There are thematic threads I have not even begun to touch in this short review: the use and abuse of sexuality (especially in the infamously queer “sex machine” daisy-chain scene); the relation between working and personal life (love, family, intimacy); the somewhat melancholic, self-pitying (on JLG’s part) gesture toward a feminist sisterhood in which the director and his diegetic namesake cannot share – to the point of inviting praise (with special reference to the nutty Marguerite Duras sequence) for this filmmaker who “seems to be aware of his inability, as man, to construct the space/time which may be called the feminine”! (5)
But it is necessary to insist that all these themes spring from, and are not merely illustrated by, the entire machine of the film itself, as a total act of cinematic language and thought. Sauve qui peut is a full-bodied response to the statement, often spoken inside it, that anything less than erotic love “can’t be called passion”. For it is, in itself, a passionate gesture, a film of desire.
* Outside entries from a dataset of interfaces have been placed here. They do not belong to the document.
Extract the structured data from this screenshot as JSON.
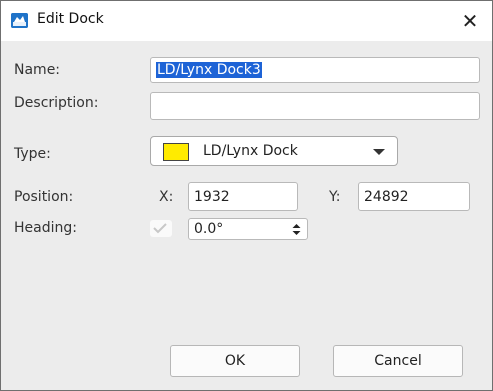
{
  "window": {
    "title": "Edit Dock",
    "close_glyph": "✕",
    "app_icon": "dock-app-icon"
  },
  "form": {
    "name_label": "Name:",
    "name_value": "LD/Lynx Dock3",
    "description_label": "Description:",
    "description_value": "",
    "type_label": "Type:",
    "type_value": "LD/Lynx Dock",
    "type_color": "#ffeb00",
    "position_label": "Position:",
    "x_label": "X:",
    "x_value": "1932",
    "y_label": "Y:",
    "y_value": "24892",
    "heading_label": "Heading:",
    "heading_value": "0.0°",
    "heading_checked": true
  },
  "buttons": {
    "ok_label": "OK",
    "cancel_label": "Cancel"
  },
  "colors": {
    "selection": "#1d63d6",
    "dialog_background": "#ececec"
  }
}
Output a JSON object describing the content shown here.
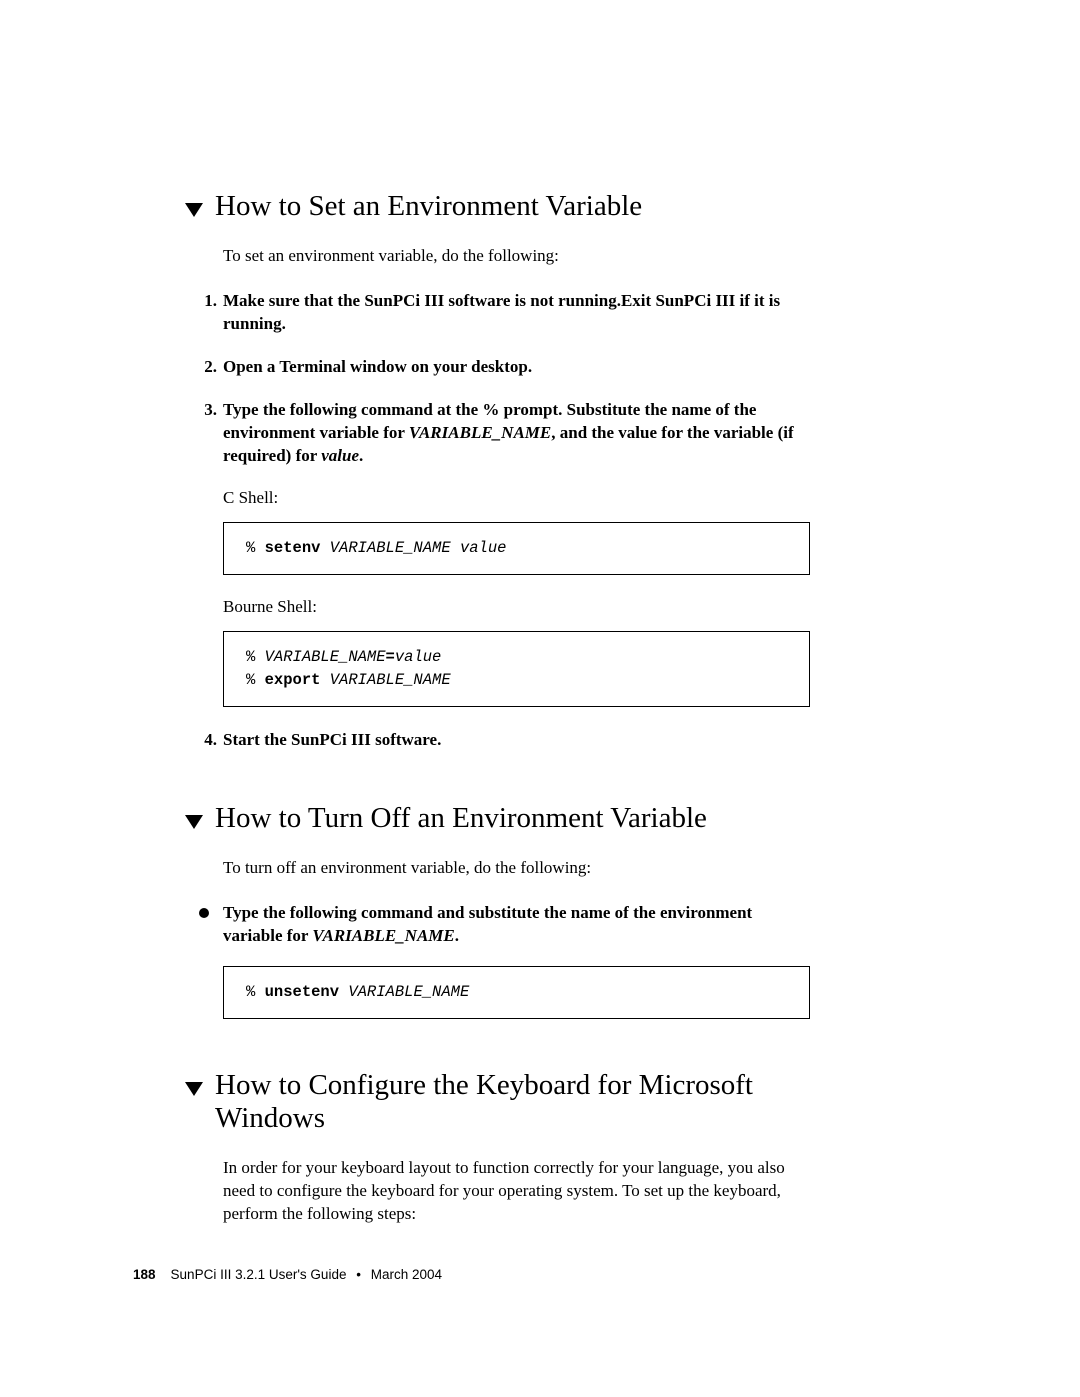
{
  "section1": {
    "heading": "How to Set an Environment Variable",
    "intro": "To set an environment variable, do the following:",
    "steps": {
      "s1": {
        "num": "1.",
        "text": "Make sure that the SunPCi III software is not running.Exit SunPCi III if it is running."
      },
      "s2": {
        "num": "2.",
        "text": "Open a Terminal window on your desktop."
      },
      "s3": {
        "num": "3.",
        "text_a": "Type the following command at the % prompt. Substitute the name of the environment variable for ",
        "var1": "VARIABLE_NAME",
        "text_b": ", and the value for the variable (if required) for ",
        "var2": "value",
        "text_c": "."
      },
      "s4": {
        "num": "4.",
        "text": "Start the SunPCi III software."
      }
    },
    "shell1_label": "C Shell:",
    "shell1_code": {
      "prompt": "% ",
      "cmd": "setenv",
      "args": " VARIABLE_NAME value"
    },
    "shell2_label": "Bourne Shell:",
    "shell2_code": {
      "line1_prompt": "% ",
      "line1_var": "VARIABLE_NAME",
      "line1_eq": "=",
      "line1_val": "value",
      "line2_prompt": "% ",
      "line2_cmd": "export",
      "line2_var": " VARIABLE_NAME"
    }
  },
  "section2": {
    "heading": "How to Turn Off an Environment Variable",
    "intro": "To turn off an environment variable, do the following:",
    "bullet": {
      "text_a": "Type the following command and substitute the name of the environment variable for ",
      "var1": "VARIABLE_NAME",
      "text_b": "."
    },
    "code": {
      "prompt": "% ",
      "cmd": "unsetenv",
      "args": " VARIABLE_NAME"
    }
  },
  "section3": {
    "heading": "How to Configure the Keyboard for Microsoft Windows",
    "intro": "In order for your keyboard layout to function correctly for your language, you also need to configure the keyboard for your operating system. To set up the keyboard, perform the following steps:"
  },
  "footer": {
    "page": "188",
    "title": "SunPCi III 3.2.1 User's Guide",
    "sep": "•",
    "date": "March 2004"
  }
}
MORE Godard (essays): Godard in the Gallery: Story of a Ruination, Everything is Cinema: The Working Life of Jean-Luc Godard, Introduction to a True History of Cinema and Television, Godard: A Portrait of the Artist at 70, The Films of Jean-Luc Godard: Seeing the Invisible